(EXERCISE REQUIREMENTS) Report, from the records below, every line where the word "icon" appears.

(Entries from a dataset of interfaces)
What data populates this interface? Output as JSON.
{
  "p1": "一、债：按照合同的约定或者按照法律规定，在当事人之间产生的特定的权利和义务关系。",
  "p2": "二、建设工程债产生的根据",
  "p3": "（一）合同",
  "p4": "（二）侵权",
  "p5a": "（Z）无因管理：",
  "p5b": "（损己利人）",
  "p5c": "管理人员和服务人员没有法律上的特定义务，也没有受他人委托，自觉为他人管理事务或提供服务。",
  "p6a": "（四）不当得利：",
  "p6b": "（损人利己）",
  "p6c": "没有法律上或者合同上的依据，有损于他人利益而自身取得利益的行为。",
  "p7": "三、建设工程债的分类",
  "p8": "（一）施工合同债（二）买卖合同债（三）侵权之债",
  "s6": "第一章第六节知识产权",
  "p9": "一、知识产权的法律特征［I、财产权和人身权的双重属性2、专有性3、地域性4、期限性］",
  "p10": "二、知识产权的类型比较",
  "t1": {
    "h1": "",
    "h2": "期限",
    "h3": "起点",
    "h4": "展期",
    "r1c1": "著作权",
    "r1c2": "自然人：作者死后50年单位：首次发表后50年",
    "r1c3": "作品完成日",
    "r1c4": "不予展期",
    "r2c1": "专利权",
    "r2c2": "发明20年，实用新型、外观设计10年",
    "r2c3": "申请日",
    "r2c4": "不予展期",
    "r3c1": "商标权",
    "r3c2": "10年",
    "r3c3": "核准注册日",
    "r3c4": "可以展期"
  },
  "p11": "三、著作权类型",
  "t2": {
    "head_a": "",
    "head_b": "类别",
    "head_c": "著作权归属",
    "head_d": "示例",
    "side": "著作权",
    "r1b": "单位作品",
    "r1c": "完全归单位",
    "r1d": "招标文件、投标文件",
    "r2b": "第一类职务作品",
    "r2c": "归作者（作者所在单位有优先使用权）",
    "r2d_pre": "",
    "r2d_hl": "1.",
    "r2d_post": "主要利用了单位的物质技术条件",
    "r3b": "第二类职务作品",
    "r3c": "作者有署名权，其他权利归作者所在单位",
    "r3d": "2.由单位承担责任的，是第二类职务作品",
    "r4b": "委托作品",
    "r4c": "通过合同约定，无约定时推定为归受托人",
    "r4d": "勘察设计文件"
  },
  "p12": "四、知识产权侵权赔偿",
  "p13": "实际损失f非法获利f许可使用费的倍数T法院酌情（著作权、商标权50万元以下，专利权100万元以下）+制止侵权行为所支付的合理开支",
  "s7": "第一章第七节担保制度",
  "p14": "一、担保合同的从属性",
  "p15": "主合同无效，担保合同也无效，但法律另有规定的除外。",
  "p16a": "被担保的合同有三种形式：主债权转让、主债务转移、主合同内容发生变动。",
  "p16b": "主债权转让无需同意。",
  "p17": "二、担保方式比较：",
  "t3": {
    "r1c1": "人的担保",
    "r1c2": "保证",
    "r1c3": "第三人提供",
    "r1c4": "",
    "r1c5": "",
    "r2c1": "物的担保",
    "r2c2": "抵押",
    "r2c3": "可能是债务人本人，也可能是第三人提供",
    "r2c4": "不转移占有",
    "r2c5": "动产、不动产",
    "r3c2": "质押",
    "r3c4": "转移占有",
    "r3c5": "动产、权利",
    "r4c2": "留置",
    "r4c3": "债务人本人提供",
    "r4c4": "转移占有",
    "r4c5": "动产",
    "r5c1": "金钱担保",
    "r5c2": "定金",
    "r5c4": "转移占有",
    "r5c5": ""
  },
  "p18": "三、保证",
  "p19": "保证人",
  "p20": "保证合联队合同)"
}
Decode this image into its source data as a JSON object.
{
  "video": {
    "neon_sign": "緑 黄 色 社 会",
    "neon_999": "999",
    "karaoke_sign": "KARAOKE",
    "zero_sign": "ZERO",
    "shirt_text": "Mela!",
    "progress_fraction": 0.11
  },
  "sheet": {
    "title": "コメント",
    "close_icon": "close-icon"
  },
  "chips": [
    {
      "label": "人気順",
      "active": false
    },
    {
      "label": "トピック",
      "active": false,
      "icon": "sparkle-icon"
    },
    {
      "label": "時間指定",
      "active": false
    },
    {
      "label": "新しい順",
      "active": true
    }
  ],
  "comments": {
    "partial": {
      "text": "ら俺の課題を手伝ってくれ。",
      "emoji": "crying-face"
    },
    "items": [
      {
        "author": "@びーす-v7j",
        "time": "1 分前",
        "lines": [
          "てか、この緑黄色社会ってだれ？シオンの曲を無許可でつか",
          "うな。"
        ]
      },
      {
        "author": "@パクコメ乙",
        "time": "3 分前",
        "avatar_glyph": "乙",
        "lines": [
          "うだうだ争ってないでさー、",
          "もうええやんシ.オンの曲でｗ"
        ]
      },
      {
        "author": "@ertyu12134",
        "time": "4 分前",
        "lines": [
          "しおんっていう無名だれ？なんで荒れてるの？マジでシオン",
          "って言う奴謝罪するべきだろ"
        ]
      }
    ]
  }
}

(WRITTEN RESPONSE)
    "close_icon": "close-icon"
      "icon": "sparkle-icon"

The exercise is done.